Below are Web links to my site to specific discussions, or links to lists of links to other Web sites I've mentioned.

Web Links

This is my index Web page to my Digital Research Web site. Check there for other DRI pages and references to CP/M. To use CP/M today, check this "how-to" CP/M Web page of mine.

This pagelists some early Digital Research OS's after CP/M 2.2. That entire Web page describes early DRI products from CP/M-80 forward; a brief description of CP/M; some alternative OS's to CP/M; and information on running CP/M on today's computers or on computers of the 1970's. I also list the DRI manuals I have. Numerous Web links on that page lead to other sites with more information and software.

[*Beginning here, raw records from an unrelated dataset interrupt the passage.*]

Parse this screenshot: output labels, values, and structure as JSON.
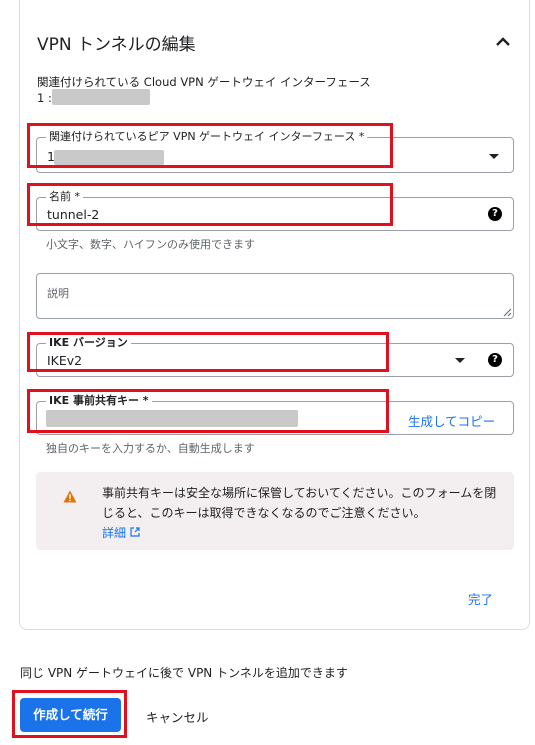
{
  "panel": {
    "title": "VPN トンネルの編集",
    "collapse_icon": "chevron-up-icon",
    "associated_interface": {
      "label": "関連付けられている Cloud VPN ゲートウェイ インターフェース",
      "value_prefix": "1 :"
    },
    "peer_interface": {
      "label": "関連付けられているピア VPN ゲートウェイ インターフェース *",
      "value_prefix": "1 :"
    },
    "name": {
      "label": "名前 *",
      "value": "tunnel-2",
      "hint": "小文字、数字、ハイフンのみ使用できます"
    },
    "description": {
      "placeholder": "説明"
    },
    "ike_version": {
      "label": "IKE バージョン",
      "value": "IKEv2"
    },
    "ike_key": {
      "label": "IKE 事前共有キー *",
      "generate_label": "生成してコピー",
      "hint": "独自のキーを入力するか、自動生成します"
    },
    "notice": {
      "text": "事前共有キーは安全な場所に保管しておいてください。このフォームを閉じると、このキーは取得できなくなるのでご注意ください。",
      "link_label": "詳細",
      "icon": "warning-icon"
    },
    "done_label": "完了"
  },
  "footer": {
    "info_text": "同じ VPN ゲートウェイに後で VPN トンネルを追加できます",
    "create_label": "作成して続行",
    "cancel_label": "キャンセル"
  },
  "colors": {
    "accent": "#1a73e8",
    "highlight": "#e0101e",
    "warning": "#e37400"
  }
}
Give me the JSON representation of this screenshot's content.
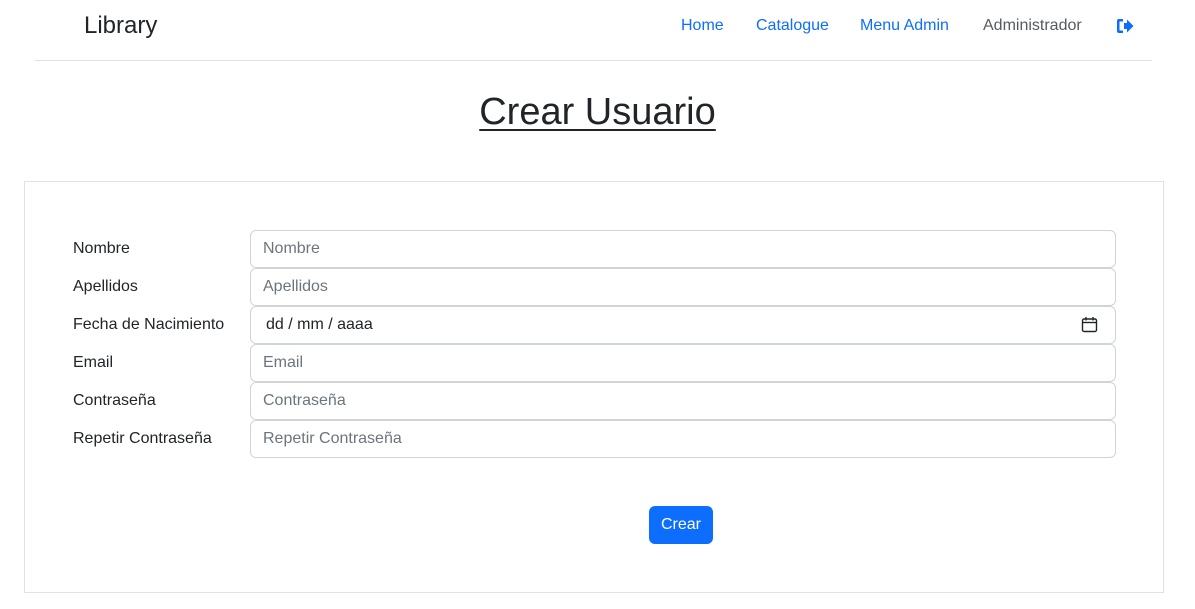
{
  "navbar": {
    "brand": "Library",
    "links": [
      {
        "label": "Home"
      },
      {
        "label": "Catalogue"
      },
      {
        "label": "Menu Admin"
      }
    ],
    "user": "Administrador",
    "logout_icon": "sign-out-icon"
  },
  "page": {
    "title": "Crear Usuario"
  },
  "form": {
    "fields": [
      {
        "label": "Nombre",
        "placeholder": "Nombre",
        "value": ""
      },
      {
        "label": "Apellidos",
        "placeholder": "Apellidos",
        "value": ""
      },
      {
        "label": "Fecha de Nacimiento",
        "display": "dd / mm / aaaa",
        "icon": "calendar-icon"
      },
      {
        "label": "Email",
        "placeholder": "Email",
        "value": ""
      },
      {
        "label": "Contraseña",
        "placeholder": "Contraseña",
        "value": ""
      },
      {
        "label": "Repetir Contraseña",
        "placeholder": "Repetir Contraseña",
        "value": ""
      }
    ],
    "submit_label": "Crear"
  },
  "colors": {
    "accent": "#0d6efd",
    "border": "#dee2e6",
    "text": "#212529",
    "muted": "#6c757d"
  }
}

According to this report about Novell Inc., for for year 1991, "Acquisitions that year included Digital Research Inc. for $136 million....". Other sources refer to a stock swap of 3 million shares of Novell Inc. An interesting internal memo from Microsoft about the merger includes a press release which describes DRI as follows: "Digital Research, with 273 employees, had revenue of $40.9 million in its fiscal year ended Sept. 30 1990, up from $36.2 million in fiscal 1989. "

The "unofficial CP/M archive site" is maintained by Gaby Chaudry on her CP/M archive Web site pages.

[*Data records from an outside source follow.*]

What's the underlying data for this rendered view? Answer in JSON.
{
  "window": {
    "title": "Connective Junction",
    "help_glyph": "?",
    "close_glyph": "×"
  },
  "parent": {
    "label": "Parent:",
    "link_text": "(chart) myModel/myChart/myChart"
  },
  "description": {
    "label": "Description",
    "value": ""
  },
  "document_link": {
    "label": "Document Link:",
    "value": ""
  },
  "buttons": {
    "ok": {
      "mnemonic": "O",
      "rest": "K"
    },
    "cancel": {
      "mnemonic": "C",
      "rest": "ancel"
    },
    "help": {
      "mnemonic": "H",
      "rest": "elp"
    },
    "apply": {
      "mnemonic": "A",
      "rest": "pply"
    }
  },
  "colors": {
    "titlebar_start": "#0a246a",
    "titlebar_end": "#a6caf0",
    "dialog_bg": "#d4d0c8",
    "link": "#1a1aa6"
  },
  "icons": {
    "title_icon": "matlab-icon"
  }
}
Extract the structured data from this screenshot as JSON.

John Elliott's extremely instructive CP/M technical home Web page. Several articles about CP/M in the modern context; a lot of technical information about CP/M 1.X, 2.X and 3.X as well as CP/M 86 versions; file formats; and many Web links. Updated sometime up to 2005.

P. Betti's mirror site or at katzy mirror site are mirrors of a repository site for "CP/M-86 for the IBM PC". This includes fixes needed to run CP/M-86 directly on "recent" Intel/Windows type systems today.

CP/M for the 8080 can be run on today's Windows-based computers using an "emulator". There are a number of emulators which were developed in the 1980's and 90's which run under MS-DOS. They can be run in most Windows systems in the "MS-DOS window". Or you can run Linux based, or Windows-based emulators. Check one of my DRI Web pages about some ways to run CP/M. That page also talks about running CP/M-86 on some modern Intel-based PC's.

For tools to read old CP/M diskettes: The Web page linked here discusses an MS-DOS based program called "anadisk" and "22disk" from Sydex.

This DRI page of 1990's products from DRI gives some year-by-year business history of Digital Research after it was bought by Novell Inc in 1991, through today when DRI assets are held and sold by DR-DOS Inc.

this site, by "Matthias" has a nice chart by year of DRI products.

My Web links for CP/M-supporting Web sites are: more DRI Web sites and S-100 related Web sites.

Contact information:

Herb Johnson
New Jersey, USA
To email @ me, see see my ordering Web page

Copyright © 2011 Herb Johnson